> _To do_
For every line in the entries that contains "Weather", show the whole line.

> _Input for this task_
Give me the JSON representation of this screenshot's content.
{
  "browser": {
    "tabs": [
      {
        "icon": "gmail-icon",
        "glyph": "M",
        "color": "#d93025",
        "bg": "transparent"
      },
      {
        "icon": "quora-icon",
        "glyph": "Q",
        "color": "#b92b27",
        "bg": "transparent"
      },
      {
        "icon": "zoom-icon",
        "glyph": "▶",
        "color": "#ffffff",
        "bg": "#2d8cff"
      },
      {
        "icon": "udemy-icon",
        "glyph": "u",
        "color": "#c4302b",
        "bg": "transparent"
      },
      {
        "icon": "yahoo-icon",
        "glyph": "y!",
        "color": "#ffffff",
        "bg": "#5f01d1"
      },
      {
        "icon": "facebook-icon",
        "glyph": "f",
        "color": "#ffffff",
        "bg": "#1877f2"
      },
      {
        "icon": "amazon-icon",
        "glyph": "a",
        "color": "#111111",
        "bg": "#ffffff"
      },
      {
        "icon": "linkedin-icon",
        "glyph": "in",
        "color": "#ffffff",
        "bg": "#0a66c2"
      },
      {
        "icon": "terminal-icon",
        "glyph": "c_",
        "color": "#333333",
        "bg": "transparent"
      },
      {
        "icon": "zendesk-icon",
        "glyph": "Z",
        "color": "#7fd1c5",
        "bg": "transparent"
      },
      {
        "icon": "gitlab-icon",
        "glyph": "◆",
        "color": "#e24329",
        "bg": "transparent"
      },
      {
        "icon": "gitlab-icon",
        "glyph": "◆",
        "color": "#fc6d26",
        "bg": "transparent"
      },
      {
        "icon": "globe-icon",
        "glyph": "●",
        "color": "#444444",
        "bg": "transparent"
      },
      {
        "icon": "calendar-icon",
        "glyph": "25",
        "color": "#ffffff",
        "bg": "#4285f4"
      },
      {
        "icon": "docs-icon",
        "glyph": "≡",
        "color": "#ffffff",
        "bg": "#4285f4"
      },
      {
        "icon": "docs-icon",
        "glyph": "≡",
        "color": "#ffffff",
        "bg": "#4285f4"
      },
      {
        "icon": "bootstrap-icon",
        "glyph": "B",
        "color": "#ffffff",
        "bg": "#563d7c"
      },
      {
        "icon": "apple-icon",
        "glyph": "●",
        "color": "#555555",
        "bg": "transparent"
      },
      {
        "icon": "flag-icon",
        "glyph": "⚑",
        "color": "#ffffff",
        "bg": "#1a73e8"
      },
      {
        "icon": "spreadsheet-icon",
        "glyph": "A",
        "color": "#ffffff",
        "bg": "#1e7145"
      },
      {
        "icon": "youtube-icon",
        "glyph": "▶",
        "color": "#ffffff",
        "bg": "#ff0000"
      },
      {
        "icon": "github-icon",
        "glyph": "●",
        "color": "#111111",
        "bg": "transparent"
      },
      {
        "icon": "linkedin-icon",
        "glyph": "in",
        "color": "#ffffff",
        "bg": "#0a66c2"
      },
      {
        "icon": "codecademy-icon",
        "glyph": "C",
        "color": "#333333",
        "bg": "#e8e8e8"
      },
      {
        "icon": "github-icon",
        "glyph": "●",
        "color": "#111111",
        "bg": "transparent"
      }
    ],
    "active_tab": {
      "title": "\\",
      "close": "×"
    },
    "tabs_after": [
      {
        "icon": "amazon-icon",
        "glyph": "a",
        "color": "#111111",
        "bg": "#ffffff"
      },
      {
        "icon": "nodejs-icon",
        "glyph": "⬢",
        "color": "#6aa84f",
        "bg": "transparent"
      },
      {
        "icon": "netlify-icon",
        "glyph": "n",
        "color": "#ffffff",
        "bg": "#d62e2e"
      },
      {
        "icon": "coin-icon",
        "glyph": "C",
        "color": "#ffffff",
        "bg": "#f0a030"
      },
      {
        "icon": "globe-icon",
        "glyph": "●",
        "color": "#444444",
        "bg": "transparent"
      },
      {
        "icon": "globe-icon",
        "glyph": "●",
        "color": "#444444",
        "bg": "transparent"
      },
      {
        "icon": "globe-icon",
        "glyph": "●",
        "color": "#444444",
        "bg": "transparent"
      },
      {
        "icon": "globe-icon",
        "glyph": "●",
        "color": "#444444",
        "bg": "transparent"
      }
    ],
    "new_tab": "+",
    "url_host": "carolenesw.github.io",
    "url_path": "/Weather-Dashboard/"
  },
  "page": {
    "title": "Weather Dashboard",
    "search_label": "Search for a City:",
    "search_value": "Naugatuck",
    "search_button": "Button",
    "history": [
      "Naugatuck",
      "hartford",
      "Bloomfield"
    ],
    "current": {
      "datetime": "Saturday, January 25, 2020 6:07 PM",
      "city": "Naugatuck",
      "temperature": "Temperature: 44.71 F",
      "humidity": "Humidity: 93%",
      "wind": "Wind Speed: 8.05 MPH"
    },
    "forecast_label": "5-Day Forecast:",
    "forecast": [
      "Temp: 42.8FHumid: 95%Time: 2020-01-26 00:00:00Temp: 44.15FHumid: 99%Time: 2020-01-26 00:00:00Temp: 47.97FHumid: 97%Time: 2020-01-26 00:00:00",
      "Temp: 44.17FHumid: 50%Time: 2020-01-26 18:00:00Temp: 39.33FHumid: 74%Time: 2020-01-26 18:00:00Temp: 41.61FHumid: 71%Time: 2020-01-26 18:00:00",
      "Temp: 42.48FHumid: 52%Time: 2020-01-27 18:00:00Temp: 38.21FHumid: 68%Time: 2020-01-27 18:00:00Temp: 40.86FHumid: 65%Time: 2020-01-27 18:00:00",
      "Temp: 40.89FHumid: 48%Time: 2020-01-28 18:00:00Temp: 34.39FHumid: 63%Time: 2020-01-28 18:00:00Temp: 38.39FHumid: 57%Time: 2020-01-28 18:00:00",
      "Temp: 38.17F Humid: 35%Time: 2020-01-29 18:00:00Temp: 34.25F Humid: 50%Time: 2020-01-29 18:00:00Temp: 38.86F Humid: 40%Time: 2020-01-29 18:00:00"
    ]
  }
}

> _Exercise result_
    "url_path": "/Weather-Dashboard/"
    "title": "Weather Dashboard",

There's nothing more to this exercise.